Lastly, keeping a clean litter box is crucial in creating a calm environment for your cat. Cats are particular about the location of their litter box, so make sure it’s in a quiet and private area away from high traffic areas. Scoop the litter box at least once a day and replace the litter completely at least once a week. A cluttered litter box can cause stress and anxiety in cats, leading to litter box issues.

In conclusion, by following these tips, you can create a calm environment that will help reduce stress and anxiety in your cat. Remember to be patient with your furry friend and consult with your veterinarian if you continue to have issues with litter box behavior.

Also Read: Why Cats Poop On The Floor?


As a cat owner, it can be frustrating to find your furry friend’s poop outside the litter box. But don’t worry, there are reasons behind this behavior that you can address. Medical disorders, litter preferences, stress, territorial identification and behavioral problems are all common causes of cats pooping outside their designated area.

To prevent this issue from becoming a habit, it’s crucial to identify the root cause as a responsible pet owner. Keeping the litter box clean and providing multiple options is essential for your cat’s health and happiness.
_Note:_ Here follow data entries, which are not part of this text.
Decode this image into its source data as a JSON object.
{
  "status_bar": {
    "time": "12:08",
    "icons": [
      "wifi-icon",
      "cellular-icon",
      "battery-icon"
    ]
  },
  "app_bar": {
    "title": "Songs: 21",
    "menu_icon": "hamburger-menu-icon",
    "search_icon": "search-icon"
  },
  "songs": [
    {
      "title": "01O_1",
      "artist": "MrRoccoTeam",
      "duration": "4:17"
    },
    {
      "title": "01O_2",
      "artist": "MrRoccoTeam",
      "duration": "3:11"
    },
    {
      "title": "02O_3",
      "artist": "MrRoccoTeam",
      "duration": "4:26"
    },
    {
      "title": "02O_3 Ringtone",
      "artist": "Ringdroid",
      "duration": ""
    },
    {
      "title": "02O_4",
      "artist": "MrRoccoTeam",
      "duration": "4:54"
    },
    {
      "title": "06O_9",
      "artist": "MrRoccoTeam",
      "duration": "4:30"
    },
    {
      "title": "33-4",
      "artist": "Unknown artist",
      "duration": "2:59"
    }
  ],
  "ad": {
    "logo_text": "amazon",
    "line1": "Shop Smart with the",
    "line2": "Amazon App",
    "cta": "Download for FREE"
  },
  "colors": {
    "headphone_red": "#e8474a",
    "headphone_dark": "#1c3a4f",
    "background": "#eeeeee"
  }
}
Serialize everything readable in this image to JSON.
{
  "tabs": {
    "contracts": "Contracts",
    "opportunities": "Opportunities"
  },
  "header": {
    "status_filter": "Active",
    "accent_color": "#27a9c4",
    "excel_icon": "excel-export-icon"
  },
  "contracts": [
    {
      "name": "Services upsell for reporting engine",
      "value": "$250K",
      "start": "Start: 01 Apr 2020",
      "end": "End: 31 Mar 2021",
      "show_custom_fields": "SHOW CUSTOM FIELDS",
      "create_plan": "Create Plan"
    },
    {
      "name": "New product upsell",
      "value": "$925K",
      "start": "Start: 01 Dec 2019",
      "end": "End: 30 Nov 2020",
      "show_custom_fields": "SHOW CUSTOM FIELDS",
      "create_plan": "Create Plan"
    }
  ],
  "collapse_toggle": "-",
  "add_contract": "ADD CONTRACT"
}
Additionally, creating a calm environment with plenty of playtime and exercise will help reduce anxiety in cats.

If despite your efforts to keep things clean and stress-free, your cat continues to poop outside the litter box, don’t hesitate to consult with a veterinarian or animal behaviorist who can help determine any underlying medical or behavioral issues.

By following these guidelines and being patient with your feline friend, you’ll be able to effectively address litter box issues while maintaining a positive relationship with them.